pandoc turns this into some output format of your choice, e.g. an html or pdf or Word or Powerpoint document. Again, most of the time, this happens without you needing to care about the details of this process. There are by now a lot of different output formats that R Markdown supports. As an example, this whole course is written in Rmarkdown and lives on GitHub. You can copy all the files and completely reproduce this course.
Note that if you want to produce pdf output, you need to have a (La)TeX system installed. It’s a free typesetting system that is a bit similar to Markdown, but more complicated and more powerful. I recommend MiKTeX for Windows and MacTeX for Mac. We don’t absolutely need it for the class, but it’s good to have and free, so I suggest you go ahead and install it.
One great thing about R Markdown is that it’s well documented. The R Studio R Markdown site and the R Markdown book are great resources. Another good source targeted at scientists is the online book R Markdown for Scientists. RStudio also an R Markdown cheat sheet in their collection of very useful cheat sheets.

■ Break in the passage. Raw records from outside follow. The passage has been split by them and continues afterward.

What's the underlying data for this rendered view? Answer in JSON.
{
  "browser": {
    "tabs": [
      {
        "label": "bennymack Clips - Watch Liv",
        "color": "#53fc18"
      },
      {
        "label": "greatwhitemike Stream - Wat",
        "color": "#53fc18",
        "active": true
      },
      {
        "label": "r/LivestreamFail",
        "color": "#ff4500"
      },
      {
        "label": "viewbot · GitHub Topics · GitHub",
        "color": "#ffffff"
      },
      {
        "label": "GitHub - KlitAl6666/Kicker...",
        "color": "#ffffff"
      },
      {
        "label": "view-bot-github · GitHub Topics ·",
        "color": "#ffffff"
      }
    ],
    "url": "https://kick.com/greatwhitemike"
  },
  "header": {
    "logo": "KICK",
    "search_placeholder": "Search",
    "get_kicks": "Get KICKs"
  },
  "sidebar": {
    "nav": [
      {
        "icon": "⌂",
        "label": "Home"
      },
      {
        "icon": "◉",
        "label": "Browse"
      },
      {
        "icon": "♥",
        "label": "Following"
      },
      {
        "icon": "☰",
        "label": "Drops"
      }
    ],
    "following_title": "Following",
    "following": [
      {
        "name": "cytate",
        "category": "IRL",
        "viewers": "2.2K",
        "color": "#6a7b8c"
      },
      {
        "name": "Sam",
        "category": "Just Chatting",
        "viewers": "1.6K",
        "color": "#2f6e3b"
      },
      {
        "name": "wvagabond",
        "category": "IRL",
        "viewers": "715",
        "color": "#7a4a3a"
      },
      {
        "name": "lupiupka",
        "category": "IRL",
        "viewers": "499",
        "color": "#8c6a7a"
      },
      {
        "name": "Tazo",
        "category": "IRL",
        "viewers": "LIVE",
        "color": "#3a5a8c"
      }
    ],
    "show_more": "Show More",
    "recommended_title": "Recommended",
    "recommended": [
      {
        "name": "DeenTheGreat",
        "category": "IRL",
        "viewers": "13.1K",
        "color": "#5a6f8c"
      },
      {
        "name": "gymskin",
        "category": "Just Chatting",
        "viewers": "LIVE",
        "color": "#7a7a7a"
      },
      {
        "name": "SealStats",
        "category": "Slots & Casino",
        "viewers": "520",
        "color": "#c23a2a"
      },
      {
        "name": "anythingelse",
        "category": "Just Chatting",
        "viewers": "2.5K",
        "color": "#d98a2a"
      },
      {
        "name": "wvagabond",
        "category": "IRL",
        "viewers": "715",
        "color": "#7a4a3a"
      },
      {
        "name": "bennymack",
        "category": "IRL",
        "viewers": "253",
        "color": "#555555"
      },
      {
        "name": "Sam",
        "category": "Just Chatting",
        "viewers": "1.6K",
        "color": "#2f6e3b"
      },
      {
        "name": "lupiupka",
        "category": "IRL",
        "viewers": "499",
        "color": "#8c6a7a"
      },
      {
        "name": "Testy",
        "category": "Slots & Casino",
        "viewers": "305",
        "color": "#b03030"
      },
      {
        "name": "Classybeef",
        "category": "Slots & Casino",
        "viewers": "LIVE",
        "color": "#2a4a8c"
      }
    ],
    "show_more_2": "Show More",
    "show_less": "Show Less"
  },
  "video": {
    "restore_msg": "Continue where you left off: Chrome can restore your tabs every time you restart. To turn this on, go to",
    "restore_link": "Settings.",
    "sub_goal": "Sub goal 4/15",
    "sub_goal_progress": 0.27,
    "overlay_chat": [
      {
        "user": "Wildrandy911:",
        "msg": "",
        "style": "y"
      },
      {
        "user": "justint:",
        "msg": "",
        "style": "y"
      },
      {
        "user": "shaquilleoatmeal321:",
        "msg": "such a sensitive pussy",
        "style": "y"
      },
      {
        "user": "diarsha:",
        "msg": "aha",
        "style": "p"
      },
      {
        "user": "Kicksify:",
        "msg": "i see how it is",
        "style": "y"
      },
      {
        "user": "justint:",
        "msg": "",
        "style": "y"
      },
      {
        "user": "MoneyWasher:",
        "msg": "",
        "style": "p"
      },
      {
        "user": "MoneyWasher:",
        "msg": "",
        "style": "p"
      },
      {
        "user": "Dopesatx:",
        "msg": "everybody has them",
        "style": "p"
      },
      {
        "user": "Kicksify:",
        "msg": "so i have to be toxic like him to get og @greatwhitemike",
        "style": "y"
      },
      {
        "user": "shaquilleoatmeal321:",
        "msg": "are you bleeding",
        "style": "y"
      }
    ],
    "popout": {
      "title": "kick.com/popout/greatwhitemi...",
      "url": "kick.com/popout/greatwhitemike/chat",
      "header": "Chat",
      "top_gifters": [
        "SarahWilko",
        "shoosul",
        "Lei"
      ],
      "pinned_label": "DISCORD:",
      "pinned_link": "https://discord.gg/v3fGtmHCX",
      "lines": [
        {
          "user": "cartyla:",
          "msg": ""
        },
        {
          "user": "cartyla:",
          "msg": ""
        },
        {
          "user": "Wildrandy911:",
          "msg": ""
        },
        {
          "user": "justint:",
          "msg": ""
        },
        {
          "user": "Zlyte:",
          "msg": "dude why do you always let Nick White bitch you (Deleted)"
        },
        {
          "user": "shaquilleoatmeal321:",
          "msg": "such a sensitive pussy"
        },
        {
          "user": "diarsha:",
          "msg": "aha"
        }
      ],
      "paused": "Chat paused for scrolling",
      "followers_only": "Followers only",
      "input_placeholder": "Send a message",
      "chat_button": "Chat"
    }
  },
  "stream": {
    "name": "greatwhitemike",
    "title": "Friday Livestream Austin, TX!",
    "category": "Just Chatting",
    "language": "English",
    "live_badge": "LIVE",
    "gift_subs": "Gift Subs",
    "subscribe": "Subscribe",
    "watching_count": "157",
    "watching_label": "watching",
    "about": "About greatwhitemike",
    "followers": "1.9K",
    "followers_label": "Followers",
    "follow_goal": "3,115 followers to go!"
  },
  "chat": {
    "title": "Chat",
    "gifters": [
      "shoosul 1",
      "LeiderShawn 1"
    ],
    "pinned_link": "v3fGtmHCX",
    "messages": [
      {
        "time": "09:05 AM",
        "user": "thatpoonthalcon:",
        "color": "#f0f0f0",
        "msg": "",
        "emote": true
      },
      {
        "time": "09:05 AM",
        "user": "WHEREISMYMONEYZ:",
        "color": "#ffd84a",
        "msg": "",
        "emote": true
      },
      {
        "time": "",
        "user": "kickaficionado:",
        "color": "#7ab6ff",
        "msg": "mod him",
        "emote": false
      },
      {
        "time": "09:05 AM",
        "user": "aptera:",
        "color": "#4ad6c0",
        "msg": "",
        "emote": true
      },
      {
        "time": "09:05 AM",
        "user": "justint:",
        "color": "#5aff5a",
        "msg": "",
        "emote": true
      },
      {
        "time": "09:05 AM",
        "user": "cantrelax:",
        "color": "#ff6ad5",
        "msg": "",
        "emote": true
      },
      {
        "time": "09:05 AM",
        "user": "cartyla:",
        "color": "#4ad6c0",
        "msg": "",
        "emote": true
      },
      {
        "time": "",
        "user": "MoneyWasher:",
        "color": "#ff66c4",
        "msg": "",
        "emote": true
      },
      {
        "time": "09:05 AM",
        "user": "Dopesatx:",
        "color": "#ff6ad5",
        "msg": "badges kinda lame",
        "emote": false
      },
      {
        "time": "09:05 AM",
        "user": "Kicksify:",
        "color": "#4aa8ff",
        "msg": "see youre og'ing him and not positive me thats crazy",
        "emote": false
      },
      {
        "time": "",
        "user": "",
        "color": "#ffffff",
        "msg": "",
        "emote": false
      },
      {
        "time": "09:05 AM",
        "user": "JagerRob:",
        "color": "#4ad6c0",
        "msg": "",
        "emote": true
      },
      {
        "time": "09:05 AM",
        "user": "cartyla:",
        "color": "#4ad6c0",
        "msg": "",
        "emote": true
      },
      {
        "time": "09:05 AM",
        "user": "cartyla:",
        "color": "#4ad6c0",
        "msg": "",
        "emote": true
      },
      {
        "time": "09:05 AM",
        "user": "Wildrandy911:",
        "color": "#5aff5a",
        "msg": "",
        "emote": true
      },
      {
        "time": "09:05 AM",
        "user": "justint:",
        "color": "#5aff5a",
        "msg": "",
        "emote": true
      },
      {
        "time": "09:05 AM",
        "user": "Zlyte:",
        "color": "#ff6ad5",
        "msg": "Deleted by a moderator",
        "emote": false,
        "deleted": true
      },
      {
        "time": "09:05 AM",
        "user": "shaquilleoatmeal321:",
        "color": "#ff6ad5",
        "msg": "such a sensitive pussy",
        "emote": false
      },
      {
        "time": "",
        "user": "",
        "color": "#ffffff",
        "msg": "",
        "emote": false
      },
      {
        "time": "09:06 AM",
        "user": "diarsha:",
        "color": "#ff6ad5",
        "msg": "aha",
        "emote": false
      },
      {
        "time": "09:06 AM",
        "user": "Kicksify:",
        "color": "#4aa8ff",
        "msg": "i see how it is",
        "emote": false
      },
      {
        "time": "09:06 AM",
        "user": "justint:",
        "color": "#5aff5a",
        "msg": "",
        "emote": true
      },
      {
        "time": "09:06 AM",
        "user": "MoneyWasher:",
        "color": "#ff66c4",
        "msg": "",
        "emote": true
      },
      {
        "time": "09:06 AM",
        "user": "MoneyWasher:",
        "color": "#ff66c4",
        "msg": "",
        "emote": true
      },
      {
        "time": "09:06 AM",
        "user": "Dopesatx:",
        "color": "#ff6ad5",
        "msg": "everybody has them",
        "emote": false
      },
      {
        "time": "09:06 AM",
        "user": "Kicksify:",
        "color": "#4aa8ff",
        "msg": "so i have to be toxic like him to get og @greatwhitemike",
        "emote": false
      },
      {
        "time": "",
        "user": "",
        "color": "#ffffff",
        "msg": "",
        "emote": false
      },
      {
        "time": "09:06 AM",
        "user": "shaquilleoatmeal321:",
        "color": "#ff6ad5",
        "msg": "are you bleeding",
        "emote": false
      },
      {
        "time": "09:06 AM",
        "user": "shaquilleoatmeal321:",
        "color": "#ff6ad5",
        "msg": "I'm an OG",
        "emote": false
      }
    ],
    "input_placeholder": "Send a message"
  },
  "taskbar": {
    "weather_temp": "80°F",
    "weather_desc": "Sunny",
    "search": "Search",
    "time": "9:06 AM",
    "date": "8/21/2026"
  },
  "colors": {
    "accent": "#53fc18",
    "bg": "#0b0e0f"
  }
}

Since developing knitr and R Markdown, Yihui Xie and colleagues have developed several other versions of the tool. There is bookdown which lets you nicely add references and write full books and scientific manuscripts (see the research example in the introductory lesson and a list of books written in bookdown on the bookdown website) and blogdown which lets you make webpages (see e.g. my group webpage which is done that way).
The whole R Markdown/Markdown/pandoc system has become incredibly flexible and powerful, and we’ll use it in this class.
Because R Markdown & Co are very feature rich and you can do a ton, trying to read all about it does not make much sense. For now, to get some idea of what it is, skim through chapters 27, 29 and 30 in R for Data Science and chapter 2 of the R Markdown book. Chapter 40 of IDS is also worth a look. You don’t need to read these materials in much detail (and I won’t quiz you on it), but if you are new to R Markdown, try to get enough information so you understand what it’s all about and how to get started. The way you learn R Markdown is by having a specific task you want to accomplish or a product you want to produce, and then look at various of the above listed documents to figure out how to do it. The exercise for this module will ask you to write some R Markdown, and you will be using it throughout this course, including for your class project.